What’s in a kiss? How does a photograph of a gay couple kissing differ from written text of the same image?
The Washington Post‘s ombudsman, Andrew Alexander, responded to reader criticism (and subscription cancellations) over a recent front-page photograph of a couple kissing. That the kiss was photographed and published was not the issue; that the kiss involved a same-sex couple was.
Alexander likens the response from outraged Post readers to public anger when photos showed blacks mixing with whites. He defends the Post’s publication of the photograph as a mirror of societal change:
Did the Post go too far? Of course not. The photo deserved to be in newspaper and on its Web site, and it warranted front-page display.
News photos capture reality. And the prominent display reflects the historic significance of what was occurring. The recent D.C. Council decision to approve same-sex marriage was the culmination of a decades-long gay rights fight for equality. Same-sex marriage is now legal in the District. The photo of Ames and Ariga kissing simply showed joy that would be exhibited by any couple planning to wed – especially a couple who previously had been denied the legal right to marry.
More than two dozen readers cancelled their subscriptions. Reasons varied from outright vitriol (one angry caller said: “That kind of stuff makes normal people want to throw up. People have kids who are being exposed to this crap. I will be glad when your rag goes out of business. Real men marry women.”) to the wish to relegate coverage of gay rights to the inner pages of the paper.
Wrote Lee Miller of Columbia: “I would appreciate it if your cover pictures would not be so disturbing where my kids can see it easily on the kitchen table… please don’t shove this “Gay” business in our face. This is something that should have shown up on an inside page or two (without the picture).”
I’m often troubled when arguments of what’s good for children are raised. Two people in healthy relationships expressing their love are depicted in the media constantly–as long as it’s a man and a woman. There’s a double standard–and, as the philosopher Martha Nussbaum recently wrote, a literal disgust–when the two people in love are of the same sex. We can’t stomach the notion of gay sex, and for many, this is what is implied with the image of a kiss.

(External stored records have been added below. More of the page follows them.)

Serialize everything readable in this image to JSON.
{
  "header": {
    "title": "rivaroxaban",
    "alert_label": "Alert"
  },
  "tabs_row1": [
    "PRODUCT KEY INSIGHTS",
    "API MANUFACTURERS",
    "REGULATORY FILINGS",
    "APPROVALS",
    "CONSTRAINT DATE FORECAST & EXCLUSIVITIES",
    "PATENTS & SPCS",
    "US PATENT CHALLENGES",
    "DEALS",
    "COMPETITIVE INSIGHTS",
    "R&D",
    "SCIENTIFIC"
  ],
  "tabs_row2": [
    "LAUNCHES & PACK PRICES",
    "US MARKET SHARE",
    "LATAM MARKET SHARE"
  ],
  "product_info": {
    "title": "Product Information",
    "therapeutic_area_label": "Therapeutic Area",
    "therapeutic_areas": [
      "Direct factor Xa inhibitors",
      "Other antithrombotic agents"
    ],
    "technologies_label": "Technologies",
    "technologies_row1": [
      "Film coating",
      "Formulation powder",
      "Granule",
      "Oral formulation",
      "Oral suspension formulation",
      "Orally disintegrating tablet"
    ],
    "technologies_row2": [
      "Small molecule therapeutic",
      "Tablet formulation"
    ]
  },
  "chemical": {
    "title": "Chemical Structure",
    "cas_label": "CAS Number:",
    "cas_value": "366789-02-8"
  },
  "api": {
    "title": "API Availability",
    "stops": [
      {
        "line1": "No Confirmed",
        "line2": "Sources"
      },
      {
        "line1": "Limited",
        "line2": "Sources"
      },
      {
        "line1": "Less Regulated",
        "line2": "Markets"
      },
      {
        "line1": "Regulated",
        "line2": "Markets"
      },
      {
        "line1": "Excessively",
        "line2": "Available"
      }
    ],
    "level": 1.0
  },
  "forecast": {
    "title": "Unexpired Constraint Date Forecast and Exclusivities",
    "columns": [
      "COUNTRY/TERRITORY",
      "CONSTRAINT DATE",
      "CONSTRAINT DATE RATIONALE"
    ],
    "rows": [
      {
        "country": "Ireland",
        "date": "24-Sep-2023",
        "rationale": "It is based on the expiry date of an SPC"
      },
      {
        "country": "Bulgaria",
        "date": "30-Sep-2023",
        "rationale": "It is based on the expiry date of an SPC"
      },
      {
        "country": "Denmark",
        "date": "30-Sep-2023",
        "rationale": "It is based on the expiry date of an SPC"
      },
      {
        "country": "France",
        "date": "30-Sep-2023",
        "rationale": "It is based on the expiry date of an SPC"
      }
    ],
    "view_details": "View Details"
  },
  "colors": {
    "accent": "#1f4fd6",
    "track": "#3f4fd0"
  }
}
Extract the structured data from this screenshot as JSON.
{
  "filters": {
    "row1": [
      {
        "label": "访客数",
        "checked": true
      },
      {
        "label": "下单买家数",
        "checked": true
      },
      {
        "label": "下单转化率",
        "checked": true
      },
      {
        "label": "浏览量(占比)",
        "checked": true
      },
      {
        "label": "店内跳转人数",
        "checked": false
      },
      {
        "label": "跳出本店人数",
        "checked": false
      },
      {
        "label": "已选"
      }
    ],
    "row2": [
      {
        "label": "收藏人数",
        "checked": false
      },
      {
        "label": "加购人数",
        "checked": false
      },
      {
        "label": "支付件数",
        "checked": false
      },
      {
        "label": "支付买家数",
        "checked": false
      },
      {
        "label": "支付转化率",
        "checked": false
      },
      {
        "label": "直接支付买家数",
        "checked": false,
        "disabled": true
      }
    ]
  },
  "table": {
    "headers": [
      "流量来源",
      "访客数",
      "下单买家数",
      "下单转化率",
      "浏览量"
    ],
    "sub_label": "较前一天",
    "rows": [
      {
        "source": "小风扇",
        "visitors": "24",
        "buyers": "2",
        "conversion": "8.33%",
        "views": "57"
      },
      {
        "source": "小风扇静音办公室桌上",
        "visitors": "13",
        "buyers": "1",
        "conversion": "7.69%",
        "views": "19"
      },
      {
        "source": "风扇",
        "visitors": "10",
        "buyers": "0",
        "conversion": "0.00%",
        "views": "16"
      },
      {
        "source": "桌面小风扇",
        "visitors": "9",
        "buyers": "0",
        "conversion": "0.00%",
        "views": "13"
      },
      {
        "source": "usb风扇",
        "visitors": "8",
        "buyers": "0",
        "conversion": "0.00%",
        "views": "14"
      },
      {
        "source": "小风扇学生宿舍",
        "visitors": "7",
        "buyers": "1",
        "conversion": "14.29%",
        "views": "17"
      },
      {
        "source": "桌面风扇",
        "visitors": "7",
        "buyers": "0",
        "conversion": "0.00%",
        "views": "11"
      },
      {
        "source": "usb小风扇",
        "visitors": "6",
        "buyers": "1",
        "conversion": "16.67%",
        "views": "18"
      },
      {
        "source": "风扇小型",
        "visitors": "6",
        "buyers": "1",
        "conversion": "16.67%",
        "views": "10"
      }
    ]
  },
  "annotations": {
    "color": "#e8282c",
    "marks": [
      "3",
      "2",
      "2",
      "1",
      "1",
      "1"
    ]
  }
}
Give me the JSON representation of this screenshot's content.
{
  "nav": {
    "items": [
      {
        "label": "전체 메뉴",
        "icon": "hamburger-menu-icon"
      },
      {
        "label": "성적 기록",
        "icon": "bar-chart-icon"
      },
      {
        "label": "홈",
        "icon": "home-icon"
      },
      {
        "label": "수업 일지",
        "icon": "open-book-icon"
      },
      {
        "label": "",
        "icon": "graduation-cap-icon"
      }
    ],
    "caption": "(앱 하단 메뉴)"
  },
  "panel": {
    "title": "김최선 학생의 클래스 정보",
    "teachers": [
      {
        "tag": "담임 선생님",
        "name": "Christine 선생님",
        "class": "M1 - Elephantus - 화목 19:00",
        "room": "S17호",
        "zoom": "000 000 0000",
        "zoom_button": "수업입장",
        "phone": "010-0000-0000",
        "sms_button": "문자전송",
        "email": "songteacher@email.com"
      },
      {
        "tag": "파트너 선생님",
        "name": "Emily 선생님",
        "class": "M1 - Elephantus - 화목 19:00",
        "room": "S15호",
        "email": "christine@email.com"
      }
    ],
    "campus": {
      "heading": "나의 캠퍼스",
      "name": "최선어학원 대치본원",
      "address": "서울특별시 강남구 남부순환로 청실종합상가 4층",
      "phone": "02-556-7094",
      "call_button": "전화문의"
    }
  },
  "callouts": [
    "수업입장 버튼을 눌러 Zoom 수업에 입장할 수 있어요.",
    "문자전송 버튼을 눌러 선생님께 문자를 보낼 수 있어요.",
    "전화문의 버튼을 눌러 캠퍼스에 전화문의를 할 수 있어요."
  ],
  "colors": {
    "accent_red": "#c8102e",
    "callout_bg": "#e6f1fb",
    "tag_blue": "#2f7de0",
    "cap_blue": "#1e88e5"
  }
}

Though the Washington Post‘s photo generated vocal response, it’s somewhat heartening to know that the end result was only a few cancelled subscriptions. As Alexander notes, there is a societal change happening in perceptions of gay marriage. The newspaper’s reportage of this change, in which LGBT lives are more accepted both in D.C. and on a national level, is valid and unbiased.
Filed under: gay rights, media, d.c., gay marriage, martha nussbaum, same-sex representation, washington post